Social media content is, by nature, shared; people like to share their experiences, and they use social media programs to do it.  I, myself, just shared pictures of the first snow of the season on my Facebook page.  And there’s nothing wrong with that.

But I think I do have an issue with commercial/profit-making sites asking me to send them my content so they can put it on their website or television program.  Organizations like news sites like to say, “Send us your photos of this event or that sighting, and we’ll show it here.  Comment on our site and we’ll post it below.  Here’s what our viewers have to say.”  One reason they do this is so they don’t have to hire or contract a photographer or newsperson to generate this content, which saves them money and increases their profits.  Well, I made an effort to take that photo or video too.  Why should I give it away to an entity that will use it to improve their profits, and not get a cut from that?

In an age where people are having more and more trouble finding worthwhile work… where jobs are specifically being cut and free public content is being substituted, benefiting the company alone… where the imbalance of company profits versus personal profits seem to be growing day by day… and where every company seems to solicit your opinion specifically for them to post and improve their popularity… maybe it’s time to revisit the arrangement between for-profit organizations and public input.

It’s high time for for-profit companies to pay for social media content solicited from the public.

tinymoneyI’m not talking about a lot of money, but at least a micropayment… a dollar, say… for every photo or text message they solicit and use on their websites and programs.  For audio or videos, a set amount per second used.  Even on-the-street interviews should have a dollar amount placed on them.  Only content actually used would be paid for, which should encourage people to send the best content they can.

This seems only fair to me: These companies are using the content they receive from private citizens to improve their popularity and effectiveness, and to cut down on their employee roster, which they can use to justify commercial costs and value to shareholders; they are making money off of private citizens’ content; professionals who appear on their programs and sites get paid for their work; so private citizens should also be receiving some compensation for the input that generates money for said company.

This is, in fact, an extension of the fact that social media companies themselves make a load of money off of content provided by private citizens.  Citizens make people like Mark Zuckerberg rich and famous, without receiving any compensation for their contribution to his fame and fortune.  All social media that grows off of freely-uploaded content is equally guilty of profiting off of others’ efforts.  And whether you agreed to be a part of it or not, it’s blatantly unfair; profiteering off of an unsuspecting public.

Basic incomeIF this country ever starts talking about ideas like Universal Basic Income, this could be part of that overall concept: Paying individuals for efforts that contribute to the public good, including supplying even simple social media content to for-profit companies.  This would encourage private citizens to create content that contributes to public knowledge and edification, while putting a proper burden on companies to pay for the content they receive.  Individuals would probably register an account with a content solicitor, and would have those micropayments applied to that account whenever content was used (and a system of auditing that usage and proper payment thereupon will need to be put in place).

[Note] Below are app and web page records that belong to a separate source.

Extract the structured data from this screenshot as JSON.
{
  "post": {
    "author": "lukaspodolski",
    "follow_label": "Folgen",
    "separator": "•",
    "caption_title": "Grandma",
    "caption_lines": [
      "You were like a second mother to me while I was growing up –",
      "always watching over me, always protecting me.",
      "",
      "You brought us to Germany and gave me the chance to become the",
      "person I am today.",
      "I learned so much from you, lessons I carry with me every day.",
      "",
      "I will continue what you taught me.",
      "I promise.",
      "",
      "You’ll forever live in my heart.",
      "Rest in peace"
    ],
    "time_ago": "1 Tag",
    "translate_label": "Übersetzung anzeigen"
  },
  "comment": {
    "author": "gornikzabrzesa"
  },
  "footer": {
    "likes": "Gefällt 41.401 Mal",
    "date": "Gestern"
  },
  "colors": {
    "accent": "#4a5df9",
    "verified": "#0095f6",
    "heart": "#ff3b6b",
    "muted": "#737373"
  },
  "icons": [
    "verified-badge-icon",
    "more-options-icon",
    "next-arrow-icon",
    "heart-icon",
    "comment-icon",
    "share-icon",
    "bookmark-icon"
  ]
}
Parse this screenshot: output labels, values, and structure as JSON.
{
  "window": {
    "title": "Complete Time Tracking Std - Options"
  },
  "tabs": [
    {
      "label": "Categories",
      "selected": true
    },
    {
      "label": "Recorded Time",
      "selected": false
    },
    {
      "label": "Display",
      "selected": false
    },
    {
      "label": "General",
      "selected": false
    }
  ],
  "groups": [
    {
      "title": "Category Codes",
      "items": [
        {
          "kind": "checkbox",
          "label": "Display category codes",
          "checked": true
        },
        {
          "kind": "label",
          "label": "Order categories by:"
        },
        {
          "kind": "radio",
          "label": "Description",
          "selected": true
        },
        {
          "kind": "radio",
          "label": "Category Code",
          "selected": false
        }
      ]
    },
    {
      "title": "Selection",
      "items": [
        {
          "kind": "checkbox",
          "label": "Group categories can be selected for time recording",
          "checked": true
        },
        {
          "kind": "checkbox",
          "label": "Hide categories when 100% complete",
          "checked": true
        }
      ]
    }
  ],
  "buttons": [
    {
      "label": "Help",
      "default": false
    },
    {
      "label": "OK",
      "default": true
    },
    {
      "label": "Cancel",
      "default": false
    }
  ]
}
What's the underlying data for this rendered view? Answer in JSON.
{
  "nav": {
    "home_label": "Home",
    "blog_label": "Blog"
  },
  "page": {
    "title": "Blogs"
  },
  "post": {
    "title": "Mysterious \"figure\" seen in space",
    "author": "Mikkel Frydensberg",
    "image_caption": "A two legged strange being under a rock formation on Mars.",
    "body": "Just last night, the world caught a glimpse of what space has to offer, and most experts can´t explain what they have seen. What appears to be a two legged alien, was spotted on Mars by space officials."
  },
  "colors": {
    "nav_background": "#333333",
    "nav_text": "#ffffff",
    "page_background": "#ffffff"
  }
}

Even quick reviews should earn private citizens something (how about reviewing a restaurant and getting a few bucks off your meal?).  Every organization that asks for a review just because you walked in the door should be willing to compensate you for that 1-2 minutes of effort.  And if not, maybe they should reconsider those annoying pop-ups that appear on my phone whenever I’m within spitting distance of a store (Verizon, I’m looking square at you).

So, there’s my proposal.  I think it could go a long way to lessening the imbalance between for-profit companies who solicit for free content to cut costs and individuals willing to provide content but aren’t compensated for their trouble.  Seems only fair.